PROVIDED ENTRIES:

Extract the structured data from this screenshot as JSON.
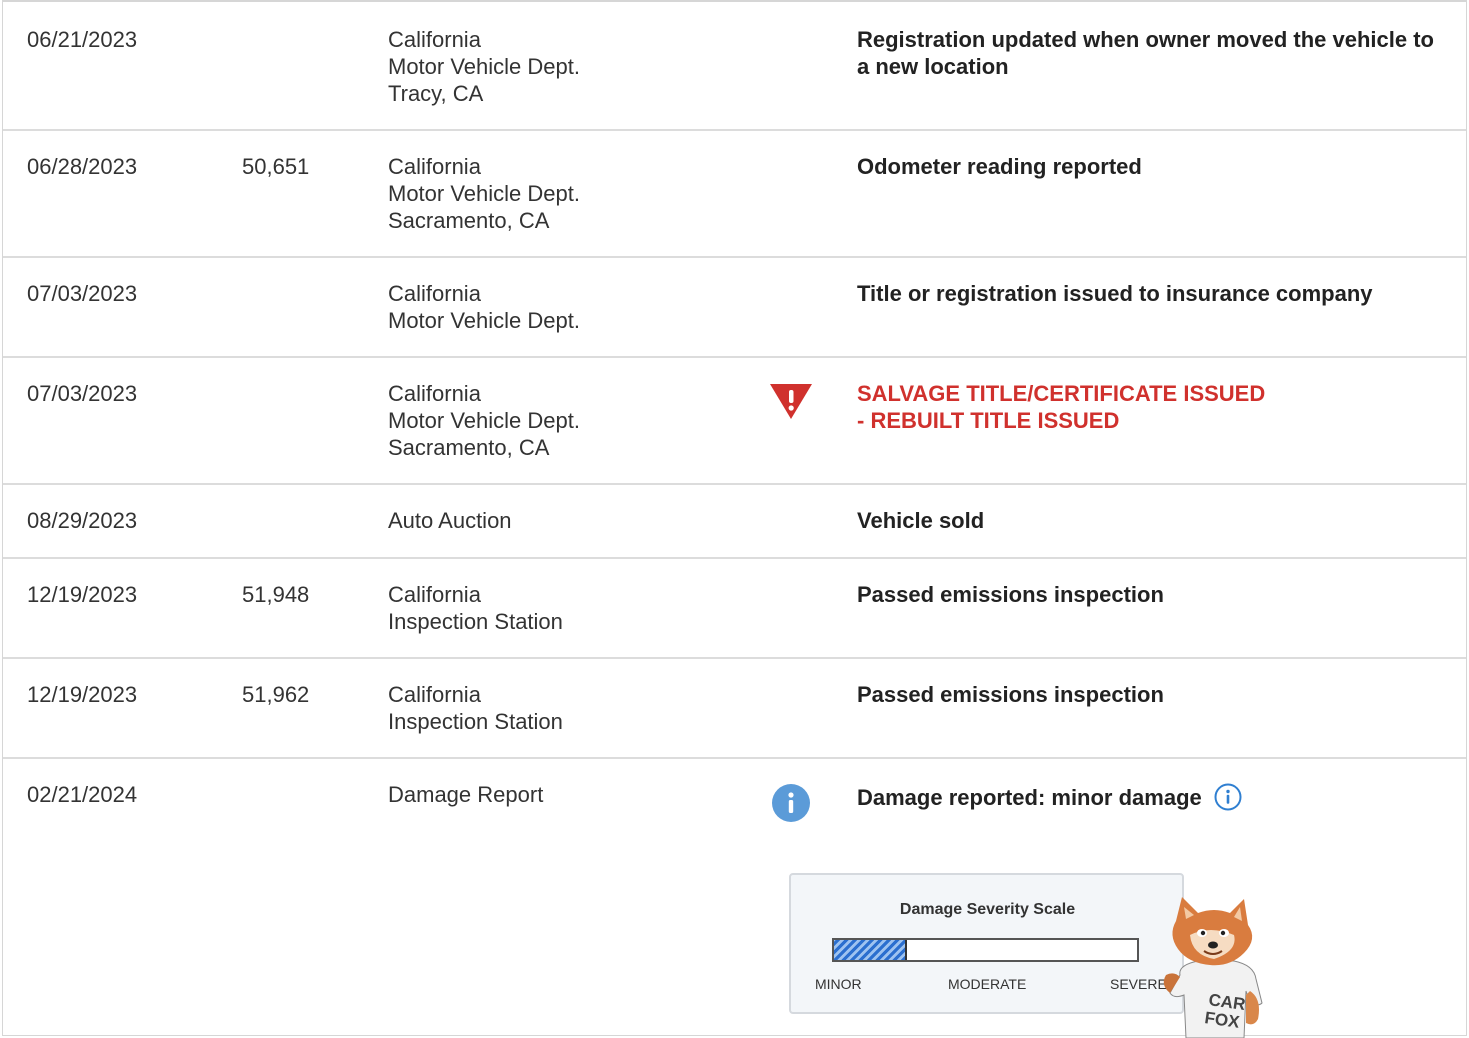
{
  "rows": [
    {
      "date": "06/21/2023",
      "odometer": "",
      "source": [
        "California",
        "Motor Vehicle Dept.",
        "Tracy, CA"
      ],
      "description": "Registration updated when owner moved the vehicle to a new location"
    },
    {
      "date": "06/28/2023",
      "odometer": "50,651",
      "source": [
        "California",
        "Motor Vehicle Dept.",
        "Sacramento, CA"
      ],
      "description": "Odometer reading reported"
    },
    {
      "date": "07/03/2023",
      "odometer": "",
      "source": [
        "California",
        "Motor Vehicle Dept."
      ],
      "description": "Title or registration issued to insurance company"
    },
    {
      "date": "07/03/2023",
      "odometer": "",
      "source": [
        "California",
        "Motor Vehicle Dept.",
        "Sacramento, CA"
      ],
      "description_line1": "SALVAGE TITLE/CERTIFICATE ISSUED",
      "description_line2": "- REBUILT TITLE ISSUED",
      "icon": "alert-triangle-icon"
    },
    {
      "date": "08/29/2023",
      "odometer": "",
      "source": [
        "Auto Auction"
      ],
      "description": "Vehicle sold"
    },
    {
      "date": "12/19/2023",
      "odometer": "51,948",
      "source": [
        "California",
        "Inspection Station"
      ],
      "description": "Passed emissions inspection"
    },
    {
      "date": "12/19/2023",
      "odometer": "51,962",
      "source": [
        "California",
        "Inspection Station"
      ],
      "description": "Passed emissions inspection"
    },
    {
      "date": "02/21/2024",
      "odometer": "",
      "source": [
        "Damage Report"
      ],
      "description": "Damage reported: minor damage",
      "icon": "info-circle-icon"
    }
  ],
  "damage_scale": {
    "title": "Damage Severity Scale",
    "labels": [
      "MINOR",
      "MODERATE",
      "SEVERE"
    ],
    "level_fraction": 0.24
  },
  "mascot_text": "CAR FOX",
  "colors": {
    "alert_red": "#d0312d",
    "info_blue": "#2f7fd1",
    "border": "#dcdcdc"
  }
}
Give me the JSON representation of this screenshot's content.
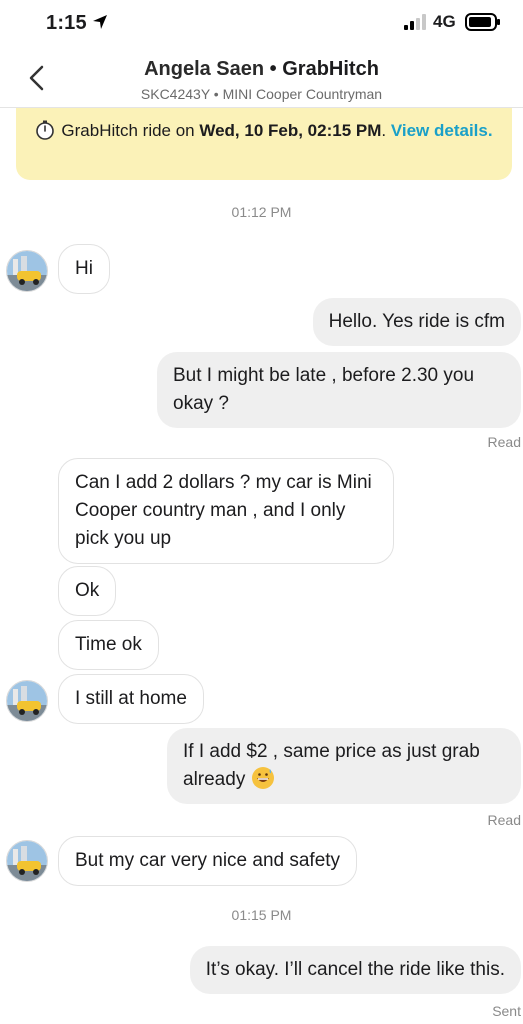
{
  "status_bar": {
    "time": "1:15",
    "network": "4G"
  },
  "header": {
    "name": "Angela Saen",
    "separator": " • ",
    "service": "GrabHitch",
    "plate": "SKC4243Y",
    "vehicle": " • MINI Cooper Countryman"
  },
  "banner": {
    "prefix": "GrabHitch ride on ",
    "datetime": "Wed, 10 Feb, 02:15 PM",
    "dot": ". ",
    "link": "View details."
  },
  "timestamps": [
    "01:12 PM",
    "01:15 PM"
  ],
  "messages": [
    {
      "text": "Hi"
    },
    {
      "text": "Hello. Yes ride is cfm"
    },
    {
      "text": "But I might be late , before 2.30 you okay ?"
    },
    {
      "text": "Can I add 2 dollars ?  my car is Mini Cooper country man ,  and I only pick you up"
    },
    {
      "text": "Ok"
    },
    {
      "text": "Time ok"
    },
    {
      "text": "I still at home"
    },
    {
      "text": "If I add $2 , same price as just grab already"
    },
    {
      "text": "But my car very nice and safety"
    },
    {
      "text": "It’s okay. I’ll cancel the ride like this."
    }
  ],
  "receipts": [
    "Read",
    "Read",
    "Sent"
  ],
  "icons": {
    "back": "chevron-left-icon",
    "location": "location-arrow-icon",
    "clock": "stopwatch-icon",
    "emoji": "grinning-sweat-emoji"
  }
}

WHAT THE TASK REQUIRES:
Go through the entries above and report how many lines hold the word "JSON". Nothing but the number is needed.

TASK ANSWER:
2